Joining in the suit are Pearl L. Finch, Heather Louise Finch and Wade Raymond Finch, whose Wilson County property on N.C. 581 and Renfrow Road is crossed by the pipeline’s proposed path. Also joining the suit are W. Marvin Winstead, Jr., of Nashville, whose 70 acres in Nash County are affected, James A. Hardee, of Enfield, whose 8.5 acres on Heathsville Road are affected as well as Joe Poland, of Nashville, whose 40 acre tract off Old Bailey Highway near Nashville, are also affected.

All property owners are subject to the loss of, or the long-term use of their properties through eminent domain claims by the pipeline developer.

In its 46-page complaint for declaratory and injunctive relief, the plaintiff alleges that “FERC policies and practices related to regulation of pipelines, FERC’s Certificate Program and its application to the eminent-domain provision of the Natural Gas Act no longer further a truly public use and instead unlawfully opens the gate to allow private gas companies to exercise condemnation powers far in excess of what Congress ever intended or what the Fifth Amendment allows.”

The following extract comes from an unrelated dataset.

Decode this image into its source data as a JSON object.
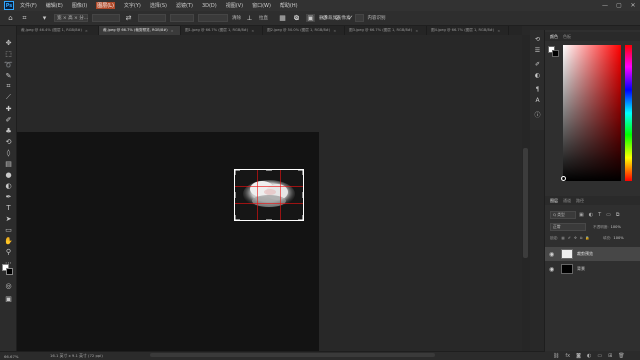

The plaintiffs say that “this statutory and constitutional challenge is long overdue.”

According to the suit, FERC’s certificate program and its “gatekeeping” role in safeguarding the use of eminent domain under the Natural Gas Act “falls short in many ways.” Among them, the commission does not require pipeline companies to demonstrate that their projects serve the public use.

The suit says that FERC does not inform affected property owners “that they must intervene to avoid waiving the right to challenge FERC’s grant of certificate.”

According to the suit, the commission’s “condition certificates” and “blanket certificates” are not statutorily authorized and “give pipeline companies eminent-domain powers far beyond statutory and constitutional limits.”

The suit states that the FERC “does not require companies to post bonds or otherwise demonstrate sufficient assets before commencing projects, thus creating a risk that those private, for-profit companies will not actually and ultimately pay constitutionally mandated just compensation for the property they take.”

These shortcomings violate the Natural Gas Act itself, the suit states.

The lawsuit “seeks a declaration that FERC’s certificate program, as implemented, violates the Natural Gas Act and the U.S. Constitution,” specifically the due process and takings clauses of the Fifth Amendment.

The plaintiffs are asking the court to declare the certificates of necessity and convenience for the Atlantic Coast Pipeline and the Mountain Valley Pipeline as unlawful.

Currently, the ACP is seeking approval for a sedimentation control plan from the North Carolina Department of Environmental Quality’s Division of Energy, Mineral and Land Resources.

Carolyn Elefant, an energy and eminent domain attorney based in Washington, D.C., wrote the complaint for the plaintiff. She is formerly an attorney-adviser for the Federal Energy Regulatory Commission.